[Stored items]
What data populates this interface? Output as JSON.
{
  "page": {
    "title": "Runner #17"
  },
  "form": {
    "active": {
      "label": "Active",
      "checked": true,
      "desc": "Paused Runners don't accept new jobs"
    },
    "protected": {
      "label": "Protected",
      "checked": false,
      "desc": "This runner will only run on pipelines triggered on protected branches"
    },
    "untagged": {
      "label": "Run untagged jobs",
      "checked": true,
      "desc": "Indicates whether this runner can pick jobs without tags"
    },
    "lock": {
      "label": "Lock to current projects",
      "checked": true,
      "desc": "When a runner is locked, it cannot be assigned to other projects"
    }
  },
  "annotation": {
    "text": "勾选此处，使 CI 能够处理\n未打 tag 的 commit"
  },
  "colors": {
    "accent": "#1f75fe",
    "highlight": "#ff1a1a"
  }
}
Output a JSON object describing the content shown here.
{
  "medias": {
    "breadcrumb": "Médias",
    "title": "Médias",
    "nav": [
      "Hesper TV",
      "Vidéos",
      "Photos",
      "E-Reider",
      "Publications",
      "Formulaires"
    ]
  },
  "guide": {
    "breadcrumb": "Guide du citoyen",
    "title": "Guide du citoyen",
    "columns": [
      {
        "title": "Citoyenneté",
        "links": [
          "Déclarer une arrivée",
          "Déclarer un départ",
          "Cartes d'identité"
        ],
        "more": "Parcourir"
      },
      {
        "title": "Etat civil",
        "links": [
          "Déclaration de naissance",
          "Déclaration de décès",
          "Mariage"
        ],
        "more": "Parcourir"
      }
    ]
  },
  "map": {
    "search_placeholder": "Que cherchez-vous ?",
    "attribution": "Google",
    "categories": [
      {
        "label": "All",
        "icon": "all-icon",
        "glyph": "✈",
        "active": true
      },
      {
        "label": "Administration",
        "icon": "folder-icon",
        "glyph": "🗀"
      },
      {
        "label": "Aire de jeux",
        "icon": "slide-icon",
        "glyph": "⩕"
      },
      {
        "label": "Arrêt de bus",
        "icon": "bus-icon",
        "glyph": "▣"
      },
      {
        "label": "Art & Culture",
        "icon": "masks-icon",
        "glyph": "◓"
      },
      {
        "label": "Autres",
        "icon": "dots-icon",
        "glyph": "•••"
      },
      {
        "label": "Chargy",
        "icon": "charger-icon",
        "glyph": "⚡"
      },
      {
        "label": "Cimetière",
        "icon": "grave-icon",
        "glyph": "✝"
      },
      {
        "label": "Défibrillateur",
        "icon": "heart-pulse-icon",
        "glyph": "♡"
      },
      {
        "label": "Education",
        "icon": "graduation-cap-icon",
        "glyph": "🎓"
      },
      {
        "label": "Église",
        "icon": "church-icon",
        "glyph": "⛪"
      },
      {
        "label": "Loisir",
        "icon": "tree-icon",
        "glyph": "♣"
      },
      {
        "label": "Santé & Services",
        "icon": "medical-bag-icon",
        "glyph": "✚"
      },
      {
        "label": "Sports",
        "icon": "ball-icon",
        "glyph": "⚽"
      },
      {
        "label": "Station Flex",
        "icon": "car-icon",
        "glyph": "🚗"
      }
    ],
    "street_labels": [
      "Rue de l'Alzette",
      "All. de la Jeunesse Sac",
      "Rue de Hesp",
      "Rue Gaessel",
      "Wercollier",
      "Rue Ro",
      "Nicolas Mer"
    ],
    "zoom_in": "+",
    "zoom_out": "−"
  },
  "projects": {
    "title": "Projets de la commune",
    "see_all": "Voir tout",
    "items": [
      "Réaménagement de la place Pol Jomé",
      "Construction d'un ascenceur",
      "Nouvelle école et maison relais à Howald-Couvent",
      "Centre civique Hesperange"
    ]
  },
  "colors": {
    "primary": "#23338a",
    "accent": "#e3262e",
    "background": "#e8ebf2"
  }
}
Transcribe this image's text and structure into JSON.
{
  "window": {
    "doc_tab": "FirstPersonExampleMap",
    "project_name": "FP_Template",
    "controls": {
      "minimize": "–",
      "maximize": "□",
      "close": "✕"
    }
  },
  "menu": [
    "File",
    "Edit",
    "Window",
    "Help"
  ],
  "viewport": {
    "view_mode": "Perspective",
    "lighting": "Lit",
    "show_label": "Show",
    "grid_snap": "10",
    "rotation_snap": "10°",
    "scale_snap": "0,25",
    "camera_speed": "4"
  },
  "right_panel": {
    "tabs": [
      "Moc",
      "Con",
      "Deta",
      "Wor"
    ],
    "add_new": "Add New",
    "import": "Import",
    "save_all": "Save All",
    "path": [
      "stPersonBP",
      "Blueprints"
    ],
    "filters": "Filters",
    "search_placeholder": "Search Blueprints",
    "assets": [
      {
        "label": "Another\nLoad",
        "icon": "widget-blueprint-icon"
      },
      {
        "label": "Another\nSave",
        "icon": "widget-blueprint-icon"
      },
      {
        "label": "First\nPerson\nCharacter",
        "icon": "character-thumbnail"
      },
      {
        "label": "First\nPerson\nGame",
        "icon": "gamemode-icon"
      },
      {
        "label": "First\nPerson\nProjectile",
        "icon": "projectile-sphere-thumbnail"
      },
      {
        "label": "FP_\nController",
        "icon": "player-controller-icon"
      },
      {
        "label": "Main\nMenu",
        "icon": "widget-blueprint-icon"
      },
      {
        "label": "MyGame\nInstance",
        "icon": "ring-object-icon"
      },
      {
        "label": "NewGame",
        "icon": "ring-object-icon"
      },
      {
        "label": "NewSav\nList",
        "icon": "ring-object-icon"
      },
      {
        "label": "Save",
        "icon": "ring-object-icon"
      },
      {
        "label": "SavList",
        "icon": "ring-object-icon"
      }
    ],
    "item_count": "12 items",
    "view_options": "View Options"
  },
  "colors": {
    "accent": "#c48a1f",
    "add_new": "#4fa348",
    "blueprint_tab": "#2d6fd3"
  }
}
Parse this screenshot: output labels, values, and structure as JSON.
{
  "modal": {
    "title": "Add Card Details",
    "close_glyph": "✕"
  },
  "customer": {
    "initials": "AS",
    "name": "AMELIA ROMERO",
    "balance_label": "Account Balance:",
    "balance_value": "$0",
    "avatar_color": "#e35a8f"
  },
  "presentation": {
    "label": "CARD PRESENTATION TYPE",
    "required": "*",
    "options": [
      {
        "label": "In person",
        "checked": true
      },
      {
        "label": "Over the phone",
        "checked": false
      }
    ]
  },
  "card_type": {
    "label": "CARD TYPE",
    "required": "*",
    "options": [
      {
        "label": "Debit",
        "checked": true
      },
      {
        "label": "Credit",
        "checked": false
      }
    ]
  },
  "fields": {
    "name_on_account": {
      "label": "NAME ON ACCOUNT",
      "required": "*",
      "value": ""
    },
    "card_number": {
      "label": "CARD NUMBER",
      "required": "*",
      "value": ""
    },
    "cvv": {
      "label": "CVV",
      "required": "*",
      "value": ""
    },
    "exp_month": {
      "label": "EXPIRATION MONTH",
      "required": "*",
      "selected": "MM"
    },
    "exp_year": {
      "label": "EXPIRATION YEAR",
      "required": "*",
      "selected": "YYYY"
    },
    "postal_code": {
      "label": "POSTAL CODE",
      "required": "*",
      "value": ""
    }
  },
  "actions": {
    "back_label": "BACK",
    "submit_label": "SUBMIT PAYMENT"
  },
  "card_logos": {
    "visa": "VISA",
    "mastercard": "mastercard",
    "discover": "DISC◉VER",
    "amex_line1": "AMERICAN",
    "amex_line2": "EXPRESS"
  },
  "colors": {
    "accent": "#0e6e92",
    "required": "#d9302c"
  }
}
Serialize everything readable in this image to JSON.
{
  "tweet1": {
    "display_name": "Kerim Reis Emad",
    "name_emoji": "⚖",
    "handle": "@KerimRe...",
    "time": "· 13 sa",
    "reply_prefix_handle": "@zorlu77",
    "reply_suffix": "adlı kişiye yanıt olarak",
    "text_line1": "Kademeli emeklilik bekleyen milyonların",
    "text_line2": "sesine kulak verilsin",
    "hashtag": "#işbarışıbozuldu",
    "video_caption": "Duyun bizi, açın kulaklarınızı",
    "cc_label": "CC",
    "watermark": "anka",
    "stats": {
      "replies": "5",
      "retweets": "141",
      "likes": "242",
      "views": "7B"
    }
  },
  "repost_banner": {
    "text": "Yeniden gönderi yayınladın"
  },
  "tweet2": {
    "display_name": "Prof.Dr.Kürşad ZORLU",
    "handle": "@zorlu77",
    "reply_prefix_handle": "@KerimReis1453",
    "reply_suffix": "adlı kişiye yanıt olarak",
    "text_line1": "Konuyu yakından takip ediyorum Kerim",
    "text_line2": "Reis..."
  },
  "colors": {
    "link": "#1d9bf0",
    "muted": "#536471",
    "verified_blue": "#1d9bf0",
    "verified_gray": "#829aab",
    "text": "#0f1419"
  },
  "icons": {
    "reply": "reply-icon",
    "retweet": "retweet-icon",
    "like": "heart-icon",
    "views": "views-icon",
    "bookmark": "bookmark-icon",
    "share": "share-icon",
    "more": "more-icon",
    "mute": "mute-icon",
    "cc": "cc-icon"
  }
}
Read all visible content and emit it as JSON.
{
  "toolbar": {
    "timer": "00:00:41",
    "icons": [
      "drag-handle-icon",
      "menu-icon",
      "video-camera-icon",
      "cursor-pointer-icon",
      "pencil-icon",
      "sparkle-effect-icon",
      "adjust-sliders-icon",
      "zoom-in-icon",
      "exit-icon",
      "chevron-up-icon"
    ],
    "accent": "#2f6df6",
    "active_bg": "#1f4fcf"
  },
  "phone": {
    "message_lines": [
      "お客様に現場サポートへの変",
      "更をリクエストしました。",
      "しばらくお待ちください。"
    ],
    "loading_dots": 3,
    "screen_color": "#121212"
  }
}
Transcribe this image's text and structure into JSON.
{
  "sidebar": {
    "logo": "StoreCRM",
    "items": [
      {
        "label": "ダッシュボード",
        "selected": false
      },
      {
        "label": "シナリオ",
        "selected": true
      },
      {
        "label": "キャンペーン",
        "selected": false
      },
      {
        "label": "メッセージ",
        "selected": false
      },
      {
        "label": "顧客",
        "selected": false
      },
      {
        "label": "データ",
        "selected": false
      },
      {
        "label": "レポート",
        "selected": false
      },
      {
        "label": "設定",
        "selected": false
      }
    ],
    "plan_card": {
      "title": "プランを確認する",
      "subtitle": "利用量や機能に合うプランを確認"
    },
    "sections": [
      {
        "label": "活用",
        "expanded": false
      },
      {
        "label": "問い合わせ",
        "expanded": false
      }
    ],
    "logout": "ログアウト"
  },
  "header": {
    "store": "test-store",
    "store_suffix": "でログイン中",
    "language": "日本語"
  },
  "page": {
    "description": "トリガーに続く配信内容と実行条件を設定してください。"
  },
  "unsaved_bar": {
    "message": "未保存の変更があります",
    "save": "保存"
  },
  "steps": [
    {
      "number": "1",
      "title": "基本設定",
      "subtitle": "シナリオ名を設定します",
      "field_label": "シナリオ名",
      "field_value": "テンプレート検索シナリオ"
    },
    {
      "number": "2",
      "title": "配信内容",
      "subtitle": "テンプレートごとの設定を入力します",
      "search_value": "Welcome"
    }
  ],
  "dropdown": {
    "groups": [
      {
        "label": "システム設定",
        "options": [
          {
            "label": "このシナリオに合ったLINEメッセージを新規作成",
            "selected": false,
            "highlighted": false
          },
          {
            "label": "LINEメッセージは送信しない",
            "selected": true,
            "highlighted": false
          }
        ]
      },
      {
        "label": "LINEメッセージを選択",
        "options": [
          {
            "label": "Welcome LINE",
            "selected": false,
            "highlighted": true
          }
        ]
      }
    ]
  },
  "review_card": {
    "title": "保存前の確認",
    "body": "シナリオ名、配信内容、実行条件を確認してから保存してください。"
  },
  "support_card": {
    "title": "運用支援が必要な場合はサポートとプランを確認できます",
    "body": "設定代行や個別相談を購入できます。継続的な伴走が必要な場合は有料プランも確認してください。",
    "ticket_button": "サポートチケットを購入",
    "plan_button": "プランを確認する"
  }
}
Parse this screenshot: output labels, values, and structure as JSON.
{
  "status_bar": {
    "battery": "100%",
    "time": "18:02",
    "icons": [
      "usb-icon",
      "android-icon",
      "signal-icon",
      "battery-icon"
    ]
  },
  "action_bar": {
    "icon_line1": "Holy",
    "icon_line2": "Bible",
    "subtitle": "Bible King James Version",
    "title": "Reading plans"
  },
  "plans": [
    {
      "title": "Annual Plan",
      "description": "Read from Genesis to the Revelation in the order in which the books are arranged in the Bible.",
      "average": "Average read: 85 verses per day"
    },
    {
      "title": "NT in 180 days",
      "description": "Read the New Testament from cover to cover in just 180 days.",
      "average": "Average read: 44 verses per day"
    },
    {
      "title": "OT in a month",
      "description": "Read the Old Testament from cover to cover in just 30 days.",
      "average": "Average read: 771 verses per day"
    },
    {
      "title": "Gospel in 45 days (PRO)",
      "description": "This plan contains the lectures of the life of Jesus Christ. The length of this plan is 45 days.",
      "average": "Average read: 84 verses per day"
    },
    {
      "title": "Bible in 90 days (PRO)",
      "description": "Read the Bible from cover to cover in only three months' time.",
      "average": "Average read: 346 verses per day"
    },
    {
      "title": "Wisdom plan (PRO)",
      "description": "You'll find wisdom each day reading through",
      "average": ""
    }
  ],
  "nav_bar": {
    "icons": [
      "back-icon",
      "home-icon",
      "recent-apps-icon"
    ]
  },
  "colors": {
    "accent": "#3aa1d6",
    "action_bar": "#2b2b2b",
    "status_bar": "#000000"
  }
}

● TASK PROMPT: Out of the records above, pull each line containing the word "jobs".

● ANSWER TO THIS EXERCISE:
      "desc": "Paused Runners don't accept new jobs"
      "label": "Run untagged jobs",
      "desc": "Indicates whether this runner can pick jobs without tags"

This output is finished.